Johannesburg — Two more miners have died in accidents at Harmony Gold's Kusasalethu mine in North West and at its Joel mine in the Free State, the company said on Friday.
"The accident at Kusasalethu occurred when a backfill paddock and bag failed, which resulted in an employee being inundated by backfill material," Harmony spokesman James Duncan said.
"At [the] Joel mine, an employee died in a blasting accident."
Both incidents happened on Thursday afternoon.
A backfill paddock and bag is a vessel that is placed in worked-out areas underground and filled with tailing material to provide support.
The tailing is the material left over after the extraction of ore from its host.
This happened just hours after the bodies of eight missing miners were found following a fire at Harmony's Doornkop gold mine, west of Johannesburg.
The fire followed a seismic event on Tuesday which triggered a fall of ground, damaging electric cables.
One miner was still missing.
Harmony on Friday declared no blasting at its operations for 24 hours.
"Harmony... advises that all operations across the group embarked on safety shifts with effect from the night shift last night, 6 February, that will include the day and afternoon shifts today, 7 February," Duncan said in a statement.
"No blasting will take place for 24 hours."
Harmony chief executive Graham Briggs said the deaths were unacceptable.
"The past two days have been tragic for Harmony, having lost our colleagues at three of our operations in three separate events. This is unacceptable," he said.
"During these safety shifts, general managers will lead their senior teams underground, re-enforcing safety messages and procedures, particularly in respect of critical safety areas."
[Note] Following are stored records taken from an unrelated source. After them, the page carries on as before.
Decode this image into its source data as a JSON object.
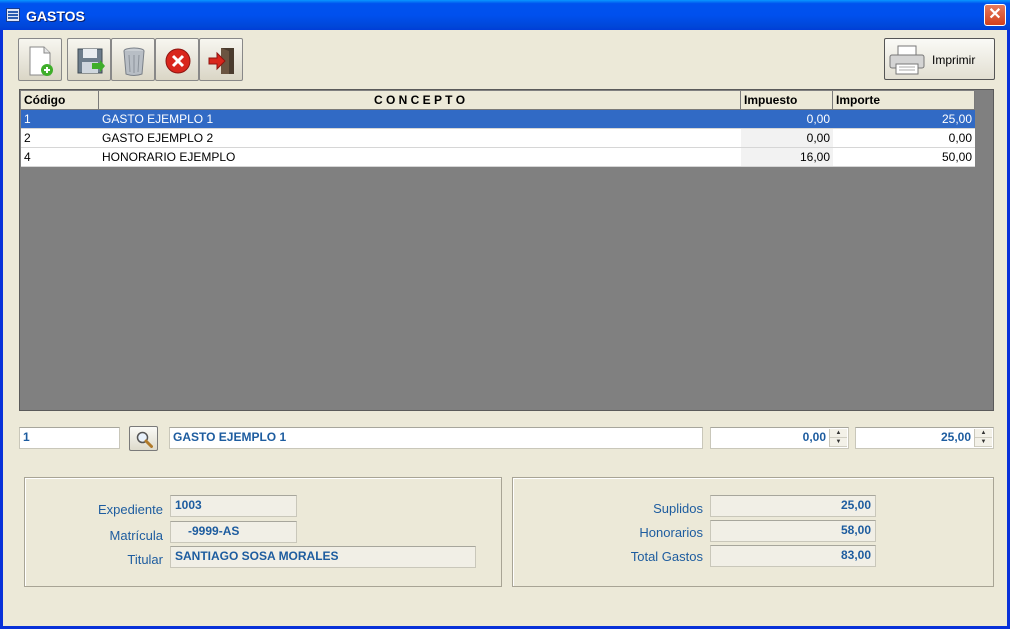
{
  "window": {
    "title": "GASTOS",
    "close_glyph": "✕"
  },
  "toolbar": {
    "buttons": [
      {
        "name": "new-record-button",
        "icon": "new-document-icon"
      },
      {
        "name": "save-button",
        "icon": "save-icon"
      },
      {
        "name": "delete-button",
        "icon": "trash-icon"
      },
      {
        "name": "cancel-button",
        "icon": "cancel-icon"
      },
      {
        "name": "exit-button",
        "icon": "exit-icon"
      }
    ],
    "print_label": "Imprimir"
  },
  "grid": {
    "columns": [
      "Código",
      "C O N C E P T O",
      "Impuesto",
      "Importe"
    ],
    "rows": [
      {
        "codigo": "1",
        "concepto": "GASTO EJEMPLO 1",
        "impuesto": "0,00",
        "importe": "25,00",
        "selected": true
      },
      {
        "codigo": "2",
        "concepto": "GASTO EJEMPLO 2",
        "impuesto": "0,00",
        "importe": "0,00",
        "selected": false
      },
      {
        "codigo": "4",
        "concepto": "HONORARIO EJEMPLO",
        "impuesto": "16,00",
        "importe": "50,00",
        "selected": false
      }
    ]
  },
  "edit": {
    "codigo": "1",
    "concepto": "GASTO EJEMPLO 1",
    "impuesto": "0,00",
    "importe": "25,00"
  },
  "left_panel": {
    "expediente_label": "Expediente",
    "expediente": "1003",
    "matricula_label": "Matrícula",
    "matricula": "-9999-AS",
    "titular_label": "Titular",
    "titular": "SANTIAGO SOSA MORALES"
  },
  "right_panel": {
    "suplidos_label": "Suplidos",
    "suplidos": "25,00",
    "honorarios_label": "Honorarios",
    "honorarios": "58,00",
    "total_label": "Total Gastos",
    "total": "83,00"
  },
  "colors": {
    "selection": "#316ac5",
    "field_text": "#1d5c9f",
    "grid_background": "#808080"
  }
}
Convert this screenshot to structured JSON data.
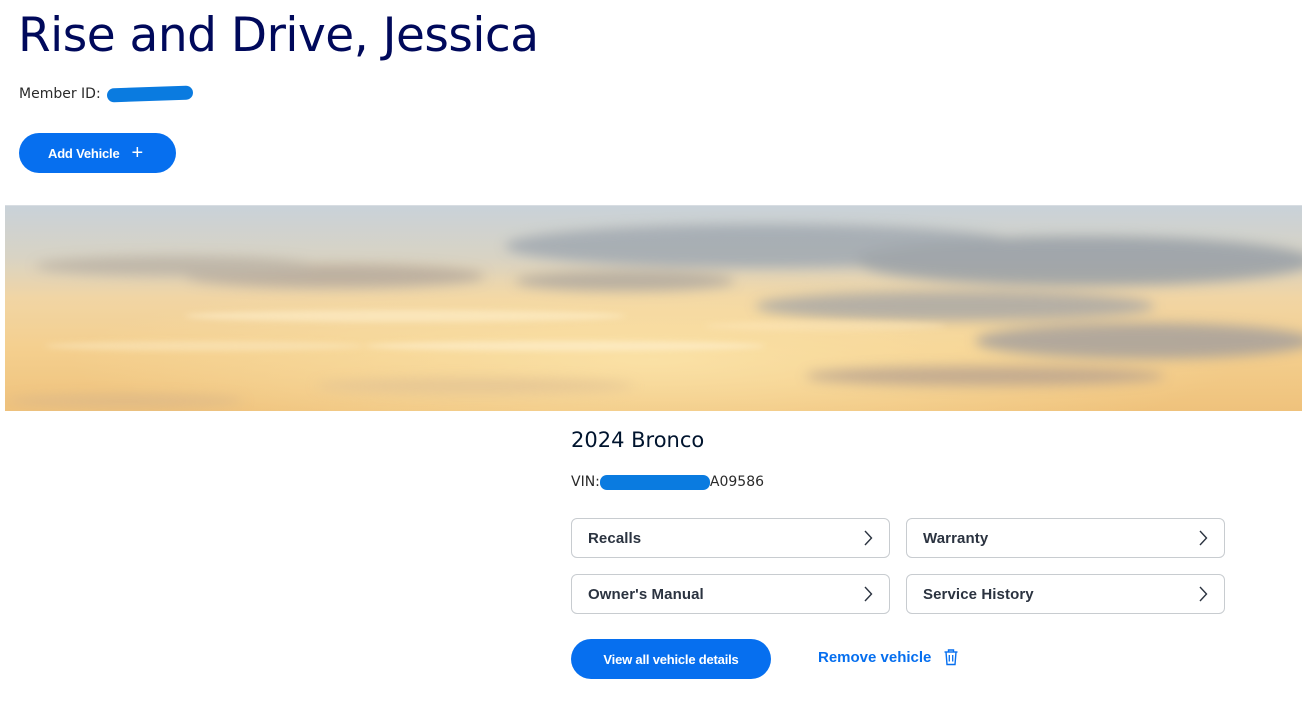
{
  "header": {
    "greeting": "Rise and Drive, Jessica",
    "member_id_label": "Member ID:"
  },
  "actions": {
    "add_vehicle_label": "Add Vehicle",
    "add_vehicle_icon": "plus-icon"
  },
  "vehicle": {
    "name": "2024 Bronco",
    "vin_label": "VIN:",
    "vin_suffix": "A09586",
    "links": [
      {
        "label": "Recalls",
        "icon": "chevron-right-icon"
      },
      {
        "label": "Warranty",
        "icon": "chevron-right-icon"
      },
      {
        "label": "Owner's Manual",
        "icon": "chevron-right-icon"
      },
      {
        "label": "Service History",
        "icon": "chevron-right-icon"
      }
    ],
    "view_details_label": "View all vehicle details",
    "remove_label": "Remove vehicle",
    "remove_icon": "trash-icon"
  },
  "colors": {
    "primary": "#066fef",
    "heading": "#00095b",
    "redaction": "#0a7be0"
  }
}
He said unions would play an important role throughout the process in facilitating engagement and supporting leadership.